Completing the contract with a flourish, Roger signed his own name, as agent for James Fraser, and pushed the paper across the desk for Christie to sign. He felt a deep, pleasant glow of accomplishment. A sound tenant, and willing to pay half his quitrent by serving as schoolmaster for five months of the year. Jamie himself, Roger thought complacently, would not have done better.
Then he caught himself. No, Jamie would have taken one more step, and seen the Christies offered not only hospitality but lodging, a place to stay until they could achieve some shelter of their own. Not here, though; not with Jamie ill and Claire occupied in nursing him. He thought for a moment, then stepped to the door and called for Lizzie.
“We’ve a new tenant come, and his family, a muirninn,” he said, smiling at her anxious, willing mouse-face. “This is Mr. Thomas Christie, and his son and daughter. Can ye ask your Da will he take them up to Evan Lindsay’s cabin? It’s near where they’ll have their own land, and I’m thinking perhaps Evan and his wife have room for them to stay for a bit, until they can get a start on a place of their own.”
“Oh, aye, Mister Roger.” Lizzie bobbed a quick curtsy toward Christie, who acknowledged her with a small bow. Then she glanced at Roger, thin brows lifted. “Will Himself know about it, then?”
Roger felt a slight flush rise in his cheeks, but gave no sign of discomposure.

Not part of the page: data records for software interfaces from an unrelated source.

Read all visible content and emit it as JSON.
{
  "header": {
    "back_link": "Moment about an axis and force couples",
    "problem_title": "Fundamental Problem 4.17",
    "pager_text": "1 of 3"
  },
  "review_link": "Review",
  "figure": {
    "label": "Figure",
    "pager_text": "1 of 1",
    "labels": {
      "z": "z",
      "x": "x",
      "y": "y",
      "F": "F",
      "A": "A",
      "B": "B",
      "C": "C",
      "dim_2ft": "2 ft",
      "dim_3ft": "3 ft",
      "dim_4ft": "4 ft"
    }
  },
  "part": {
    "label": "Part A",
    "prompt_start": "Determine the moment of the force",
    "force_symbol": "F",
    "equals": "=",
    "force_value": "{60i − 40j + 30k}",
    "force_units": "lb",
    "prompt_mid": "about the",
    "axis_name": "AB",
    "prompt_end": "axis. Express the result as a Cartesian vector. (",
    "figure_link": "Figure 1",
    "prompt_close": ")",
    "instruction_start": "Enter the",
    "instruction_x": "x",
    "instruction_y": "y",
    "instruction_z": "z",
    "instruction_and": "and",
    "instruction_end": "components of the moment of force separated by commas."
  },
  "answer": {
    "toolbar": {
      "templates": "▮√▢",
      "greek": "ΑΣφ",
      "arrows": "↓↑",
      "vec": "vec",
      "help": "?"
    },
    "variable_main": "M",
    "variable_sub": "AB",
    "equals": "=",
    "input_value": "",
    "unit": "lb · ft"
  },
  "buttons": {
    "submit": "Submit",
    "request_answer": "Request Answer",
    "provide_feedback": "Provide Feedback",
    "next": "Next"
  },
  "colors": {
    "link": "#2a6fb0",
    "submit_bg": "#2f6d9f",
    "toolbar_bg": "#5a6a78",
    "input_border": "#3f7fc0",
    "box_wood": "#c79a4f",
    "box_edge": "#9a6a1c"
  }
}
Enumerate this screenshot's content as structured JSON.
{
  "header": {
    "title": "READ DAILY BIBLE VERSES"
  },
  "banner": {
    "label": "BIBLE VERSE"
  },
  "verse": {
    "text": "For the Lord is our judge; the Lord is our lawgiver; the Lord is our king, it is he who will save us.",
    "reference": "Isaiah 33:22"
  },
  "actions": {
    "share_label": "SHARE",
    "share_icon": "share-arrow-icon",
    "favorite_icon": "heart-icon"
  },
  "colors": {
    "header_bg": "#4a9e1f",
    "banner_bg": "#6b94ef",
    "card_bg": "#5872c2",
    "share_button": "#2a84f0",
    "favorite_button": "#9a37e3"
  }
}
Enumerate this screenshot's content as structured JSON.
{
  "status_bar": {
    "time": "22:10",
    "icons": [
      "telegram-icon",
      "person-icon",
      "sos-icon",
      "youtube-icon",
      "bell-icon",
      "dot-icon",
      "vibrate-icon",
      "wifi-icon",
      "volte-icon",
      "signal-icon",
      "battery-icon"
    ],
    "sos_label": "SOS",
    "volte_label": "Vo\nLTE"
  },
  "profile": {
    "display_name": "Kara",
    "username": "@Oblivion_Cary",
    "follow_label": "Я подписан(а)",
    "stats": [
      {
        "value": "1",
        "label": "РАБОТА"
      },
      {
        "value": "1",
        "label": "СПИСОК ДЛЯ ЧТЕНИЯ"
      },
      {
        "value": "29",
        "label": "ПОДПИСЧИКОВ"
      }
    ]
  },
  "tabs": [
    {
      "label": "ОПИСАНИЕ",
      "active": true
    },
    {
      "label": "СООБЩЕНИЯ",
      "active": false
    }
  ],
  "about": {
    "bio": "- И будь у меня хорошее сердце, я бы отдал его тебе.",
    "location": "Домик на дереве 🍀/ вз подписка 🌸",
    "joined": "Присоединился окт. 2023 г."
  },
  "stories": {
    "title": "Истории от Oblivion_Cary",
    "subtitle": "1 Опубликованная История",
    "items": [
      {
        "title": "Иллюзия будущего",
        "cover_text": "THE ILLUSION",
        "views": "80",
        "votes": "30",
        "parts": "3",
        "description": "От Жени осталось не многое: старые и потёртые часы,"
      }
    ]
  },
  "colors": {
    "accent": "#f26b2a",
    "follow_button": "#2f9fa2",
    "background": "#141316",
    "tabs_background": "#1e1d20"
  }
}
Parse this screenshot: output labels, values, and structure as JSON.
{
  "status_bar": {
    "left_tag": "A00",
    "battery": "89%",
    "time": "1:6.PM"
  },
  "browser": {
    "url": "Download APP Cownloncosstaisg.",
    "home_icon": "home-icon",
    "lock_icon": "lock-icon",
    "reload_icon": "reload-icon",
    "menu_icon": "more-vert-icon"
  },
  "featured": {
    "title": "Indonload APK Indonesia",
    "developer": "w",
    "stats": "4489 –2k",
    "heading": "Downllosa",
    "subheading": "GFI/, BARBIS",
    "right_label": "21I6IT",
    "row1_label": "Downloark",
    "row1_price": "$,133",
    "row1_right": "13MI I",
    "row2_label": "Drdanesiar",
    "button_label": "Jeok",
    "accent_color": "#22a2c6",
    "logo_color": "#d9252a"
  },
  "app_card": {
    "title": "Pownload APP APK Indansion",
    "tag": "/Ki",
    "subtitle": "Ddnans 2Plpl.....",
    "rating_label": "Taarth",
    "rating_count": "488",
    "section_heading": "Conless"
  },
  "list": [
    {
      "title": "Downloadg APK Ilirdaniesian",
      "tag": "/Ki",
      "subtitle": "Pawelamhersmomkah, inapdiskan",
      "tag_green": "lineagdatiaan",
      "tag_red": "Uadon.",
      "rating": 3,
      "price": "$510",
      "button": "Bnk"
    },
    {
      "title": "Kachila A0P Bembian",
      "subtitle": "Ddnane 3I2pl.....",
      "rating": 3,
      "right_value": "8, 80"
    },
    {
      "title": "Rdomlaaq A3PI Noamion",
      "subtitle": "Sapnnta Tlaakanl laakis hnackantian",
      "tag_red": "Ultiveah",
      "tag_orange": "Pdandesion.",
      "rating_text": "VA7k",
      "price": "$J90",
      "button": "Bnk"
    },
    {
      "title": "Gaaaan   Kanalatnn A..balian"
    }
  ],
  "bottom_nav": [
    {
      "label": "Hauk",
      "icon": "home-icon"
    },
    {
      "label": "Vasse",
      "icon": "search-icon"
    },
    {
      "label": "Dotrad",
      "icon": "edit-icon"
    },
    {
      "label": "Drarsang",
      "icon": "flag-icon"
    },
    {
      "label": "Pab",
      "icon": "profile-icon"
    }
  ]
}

“That’s all right,” he said. “I’ll be telling him, so soon as he’s feeling better.”